Exploring Ubuntu cloud tools
When Canonical released Ubuntu 9.04 a couple or years ago, they took their first step into the rapidly growing business of cloud computing. As I write, Ubuntu's Natty Narwhal, release 11.04 is just around the corner, and Ubuntu Enterprise Cloud Services (UEC) is an increasingly important and maturing part of Canonical's business.
With Ubuntu 11.04 "Natty Narwhal," Canonical will be including the latest OpenStack cloud management software in its repositories. This has led to speculation by some that Canonical is abandoning Eucalyptus in favor of OpenStack, the RackSpace/NNASA project that has been rapidly growing in popularity. It's not that unusual for Ubuntu, or other distributions for that matter, to include and support new and promising technologies in their releases and this is true with Ubuntu and OpenStack.
At this time, and certainly for the near future, Ubuntu is still very much behind Eucalyptus Systems, their partner in Ubuntu Enterprise Cloud.

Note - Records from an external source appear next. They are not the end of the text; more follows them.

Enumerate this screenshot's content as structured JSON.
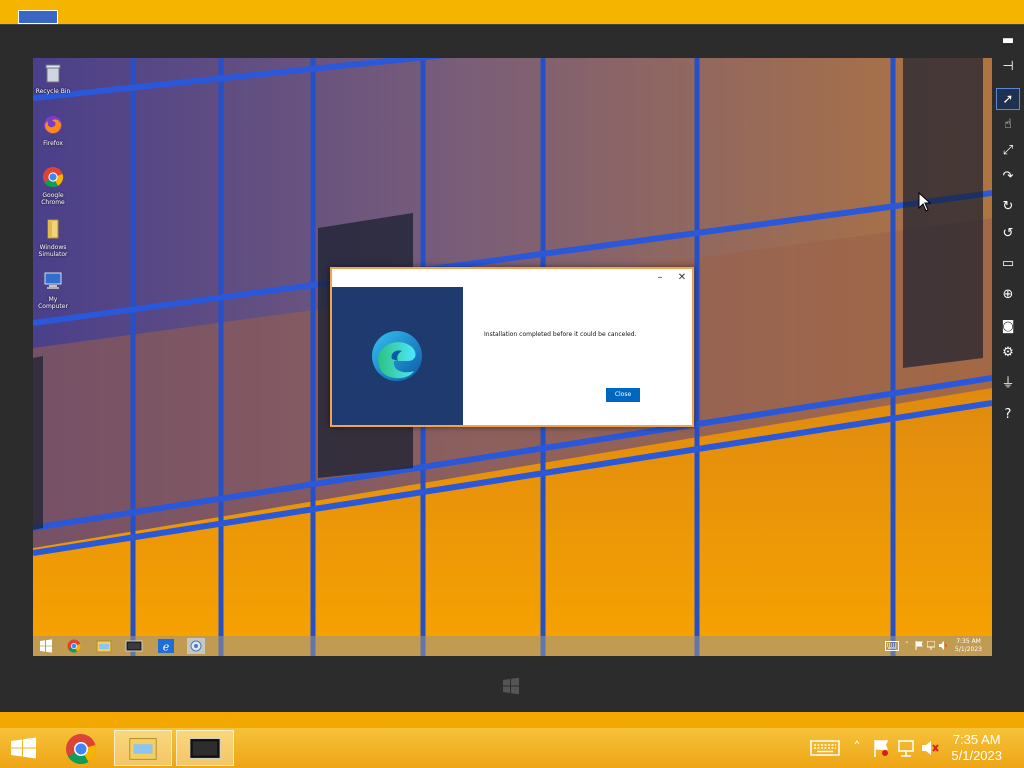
{
  "desktop_icons": [
    {
      "label": "Recycle Bin",
      "icon": "recycle-bin-icon"
    },
    {
      "label": "Firefox",
      "icon": "firefox-icon"
    },
    {
      "label": "Google Chrome",
      "icon": "chrome-icon"
    },
    {
      "label": "Windows Simulator",
      "icon": "folder-icon"
    },
    {
      "label": "My Computer",
      "icon": "computer-icon"
    }
  ],
  "dialog": {
    "message": "Installation completed before it could be canceled.",
    "close_button": "Close",
    "minimize_glyph": "–",
    "close_glyph": "✕"
  },
  "inner_taskbar": {
    "time": "7:35 AM",
    "date": "5/1/2023",
    "tray_chevron": "˄",
    "pinned": [
      "start-button",
      "chrome-icon",
      "file-explorer-icon",
      "simulator-icon",
      "internet-explorer-icon",
      "setup-icon"
    ]
  },
  "side_toolbar": {
    "tools": [
      {
        "name": "minimize-tool",
        "glyph": "▬"
      },
      {
        "name": "pin-tool",
        "glyph": "⊣"
      },
      {
        "name": "mouse-mode-tool",
        "glyph": "➚",
        "active": true
      },
      {
        "name": "touch-mode-tool",
        "glyph": "☝"
      },
      {
        "name": "pinch-zoom-tool",
        "glyph": "⤢"
      },
      {
        "name": "rotation-mode-tool",
        "glyph": "↷"
      },
      {
        "name": "rotate-clockwise-tool",
        "glyph": "↻"
      },
      {
        "name": "rotate-counterclockwise-tool",
        "glyph": "↺"
      },
      {
        "name": "resolution-tool",
        "glyph": "▭"
      },
      {
        "name": "location-tool",
        "glyph": "⊕"
      },
      {
        "name": "screenshot-tool",
        "glyph": "◙"
      },
      {
        "name": "settings-tool",
        "glyph": "⚙"
      },
      {
        "name": "network-tool",
        "glyph": "⏚"
      },
      {
        "name": "help-tool",
        "glyph": "?"
      }
    ]
  },
  "host_taskbar": {
    "time": "7:35 AM",
    "date": "5/1/2023",
    "tray_chevron": "˄",
    "pinned": [
      "start-button",
      "chrome-icon",
      "file-explorer-icon",
      "simulator-icon"
    ]
  },
  "colors": {
    "accent_button": "#0067c0",
    "dialog_panel": "#1f3a6e",
    "host_taskbar": "#f0b020"
  }
}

OpenStack is a newer and certainly an exciting product, but Eucalyptus, whose APIs are built on Amazon EC2 (and soon, EC3), is more mature. Indeed, Eucalyptus tools are used by OpenStack as well. Trying to decide when, or if, Ubuntu Enterprise Cloud will choose to align itself with OpenStack rather than Eucalyptus is pure speculation and anybody's guess. My guess is that Canonical likely will offer both.
At the core of UEC is the Eucalyptus cloud computing framework from Eucalyptus Systems, an open source implementation of the Amazon EC2 API (but see the "OpenStack Developments" box). Amazon's EC2 continues to be one of the most popular cloud computing services; consequently, Ubuntu Enterprise Cloud and Eucalyptus play well with EC2 and can take advantage of Amazon's resources as well. I mention the latter because Canonical and their partner Eucalyptus, are encouraging the implementation and management of private clouds, allowing companies to use resources that may be sitting idle, thereby saving money on hardware and additional physical resources. When needed, however, your private cloud can reach out and grow into Amazon's public cloud.
The name "Eucalyptus" is an acronym for Elastic Utility Computing Architecture Linking Your Programs To Useful Systems – possibly one of the longest acronyms in an industry that loves acronyms. Eucalyptus cloud services works with both the KVM and Xen virtualization frameworks, but since Ubuntu supports KVM, I'll concentrate on this virtualization option in my examples.
Ubuntu Enterprise Cloud is a set of management tools (created by their partner, Eucalyptus Systems) that let you view all those bits of hardware as a single set of resources. Eucalyptus knows where to deploy virtual machines in this set of resources using a cluster controller (a cluster is a collection of machines). The cloud "knows" about node-level resources, and the node controllers (running on the machines that make up the cluster) report this information. Eucalyptus is about rapid, and relatively pain free, deployment and management of virtual machines in your private cloud.
Cloud Computing Explained
A cloud is just a fancy word for somebody else's network or network resources. Those resources generally refer to all the servers (or hardware) that an organization owns. That means processors, memory, and so on. Of particular importance, if you're going to deploy virtual machines, is disk space. Your network might not be on par with Google or Amazon, but many organizations have plenty of extra hardware and spare CPU cycles. Hence, the interest in private clouds.
Generally two types of people use computing resources. Users don't care where all this magic takes place, so long as they can do their work without having to wait on the machine. Admins care deeply about where these virtual machines live, and, of course, they probably want individual node control.